The Harris County Flood Bond Meeting originally scheduled for July 10, 6pm at the Kingwood Community Center is changing location. The meeting will now be held at Kingwood Park High School on the same date and at the same time. The purpose for the change in venue is to provide additional seating and parking. The address is:
Kingwood Park High School
4015 Woodland Hills Drive
Kingwood, TX 77339
The purpose of the meeting itself is to solicit public input on things that people in this this area need to remediate flooding. Without your input, the risk is that we get generic solutions that don’t really address the root causes of flooding in the San Jacinto watershed. See my summary of what we need and why we need it below as well as my previous post on flooding causes and solutions in the Lake Houston area.
According to Matt Zeve of Harris County Flood Control, the meeting will essentially consist of two parts: County officials explaining the bond process and citizens volunteering input about projects for their area. There will be no open microphone. County employees will be set up around the room for one-on-one discussions. Residents will also be able to submit ideas through workstations that will be set up around the room.
County Judge Ed Emmett, who used to live in Bear Branch and represented this area in the state legislature for many years, will personally attend the meeting.
All of Us are Smarter than Each of Us
Similar meetings are being held in each watershed throughout the county. Currently ten watersheds have completed their meetings. Thirteen meetings remain.
The idea is to involve residents to the maximum degree possible so that the County’s flood control professionals can listen and design solutions that best address the unique needs of each area.
This represents a great opportunity for all of the geotechnical professionals and others in the Humble/Kingwood/Huffman area, especially those who flooded, to volunteer their experience. The county is actively soliciting input.
I already volunteered my ideas online, but will also attend the meeting. If you have other ideas, of course, you should volunteer them.
Recommendations: More Dredging, Detention and Gates
My recommendations were a combination of three things. To restore our area to the original design assumptions, i.e., above the 100-year flood plain, we need:
- Additional Dredging
- Additional Detention
- Additional Gates
More DREDGING to restore the original carrying capacity of the river, streams and ditches.
More DETENTION to reduce the amount of water and sand coming downstream during floods.
More FLOOD GATES on Lake Houston’s dam so it can discharge water faster during a flood.
More dredging, detention and gates will help reduce flood risk for EVERYONE who lives or works on or near Lake Houston.

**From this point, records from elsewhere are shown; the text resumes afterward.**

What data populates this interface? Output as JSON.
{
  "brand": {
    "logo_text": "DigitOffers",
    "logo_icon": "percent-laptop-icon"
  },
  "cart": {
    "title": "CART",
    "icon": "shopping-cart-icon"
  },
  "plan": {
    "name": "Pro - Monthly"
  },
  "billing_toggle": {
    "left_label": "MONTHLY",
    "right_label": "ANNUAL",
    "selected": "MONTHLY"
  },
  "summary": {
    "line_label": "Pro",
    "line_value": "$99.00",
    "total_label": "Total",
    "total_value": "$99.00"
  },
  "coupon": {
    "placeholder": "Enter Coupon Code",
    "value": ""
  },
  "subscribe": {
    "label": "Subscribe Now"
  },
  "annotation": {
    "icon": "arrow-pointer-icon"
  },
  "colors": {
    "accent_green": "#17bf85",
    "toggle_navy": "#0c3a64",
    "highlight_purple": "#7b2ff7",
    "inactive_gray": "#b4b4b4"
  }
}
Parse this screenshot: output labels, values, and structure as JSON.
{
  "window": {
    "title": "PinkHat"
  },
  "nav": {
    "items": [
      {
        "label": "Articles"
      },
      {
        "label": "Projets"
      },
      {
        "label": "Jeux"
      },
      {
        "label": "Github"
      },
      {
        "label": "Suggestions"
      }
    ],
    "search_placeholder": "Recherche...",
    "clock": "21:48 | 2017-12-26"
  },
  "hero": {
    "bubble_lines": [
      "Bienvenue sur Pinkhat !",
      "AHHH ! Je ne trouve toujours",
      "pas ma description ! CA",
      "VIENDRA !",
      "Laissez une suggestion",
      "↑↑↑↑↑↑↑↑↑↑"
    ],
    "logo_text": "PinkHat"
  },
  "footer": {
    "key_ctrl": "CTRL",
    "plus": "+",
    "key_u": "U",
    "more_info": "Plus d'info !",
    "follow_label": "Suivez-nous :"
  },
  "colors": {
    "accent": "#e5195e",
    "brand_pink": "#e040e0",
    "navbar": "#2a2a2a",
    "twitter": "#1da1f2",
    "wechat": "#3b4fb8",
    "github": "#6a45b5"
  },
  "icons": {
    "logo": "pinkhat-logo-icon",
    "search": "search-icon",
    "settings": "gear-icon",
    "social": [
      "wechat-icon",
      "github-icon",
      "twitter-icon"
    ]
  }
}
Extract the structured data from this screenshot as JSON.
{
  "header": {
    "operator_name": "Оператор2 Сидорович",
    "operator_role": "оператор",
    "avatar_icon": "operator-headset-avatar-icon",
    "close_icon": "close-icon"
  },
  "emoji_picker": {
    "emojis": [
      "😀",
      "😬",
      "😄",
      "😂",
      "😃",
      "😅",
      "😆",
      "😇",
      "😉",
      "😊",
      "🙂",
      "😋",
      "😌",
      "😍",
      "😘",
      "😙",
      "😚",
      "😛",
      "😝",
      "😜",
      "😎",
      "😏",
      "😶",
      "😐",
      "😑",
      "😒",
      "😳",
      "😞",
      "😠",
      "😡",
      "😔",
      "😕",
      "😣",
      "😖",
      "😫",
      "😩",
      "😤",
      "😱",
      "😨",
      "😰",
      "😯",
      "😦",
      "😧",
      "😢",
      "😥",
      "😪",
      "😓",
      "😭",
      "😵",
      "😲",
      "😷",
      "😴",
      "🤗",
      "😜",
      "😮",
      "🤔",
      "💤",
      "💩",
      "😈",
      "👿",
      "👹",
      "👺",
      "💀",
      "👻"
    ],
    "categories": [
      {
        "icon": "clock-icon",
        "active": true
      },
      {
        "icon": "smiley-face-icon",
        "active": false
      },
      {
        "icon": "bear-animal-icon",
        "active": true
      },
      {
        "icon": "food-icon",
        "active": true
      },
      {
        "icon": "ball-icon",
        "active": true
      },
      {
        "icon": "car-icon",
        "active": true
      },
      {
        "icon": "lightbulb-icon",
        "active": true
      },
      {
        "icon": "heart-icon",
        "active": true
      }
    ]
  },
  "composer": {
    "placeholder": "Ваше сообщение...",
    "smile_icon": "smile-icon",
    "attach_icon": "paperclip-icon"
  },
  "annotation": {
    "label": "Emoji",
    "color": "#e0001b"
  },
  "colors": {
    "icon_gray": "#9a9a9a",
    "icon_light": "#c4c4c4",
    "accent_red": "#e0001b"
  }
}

Currently Under Consideration for Flood Bond
To see the CURRENTLY proposed flood reduction projects for the San Jacinto River Watershed, please follow this link. If you are unable to attend the meetings you may also submit your comments online to HCFCD. The meetings will conclude August 1, allowing time for county officials to finalize the bond package for voters.
Background on Flood Bond
On June 12, Harris County Commissioners Court approved placing the $2.5 billion flood bond issue on the August 25 ballot, asking voters to finance a 10 to 15 year program of flood mitigation projects that include drainage improvements, upgraded warning systems, infrastructure repairs, home buyouts, and construction of more detention basins.
For more information, please contact the Harris County Flood Control District Bond Program Hotline at 713-684-4107.This could be the most important referendum in the county’s history. It is a defining moment. How we respond to Harvey will determine our collective future. This will help far more than people who flooded. Harvey affected almost everyone in the county. Through friends, families, rescue efforts, rebuilding, employers, transportation, schools and more. Vote to restore your community to way it was.The money in the bond package could more than double through matching funds. So a no vote is like throwing away at least $2.5 billion.
Posted 6/27/2018 by Bob Rehak
302 Days since Hurricane Harvey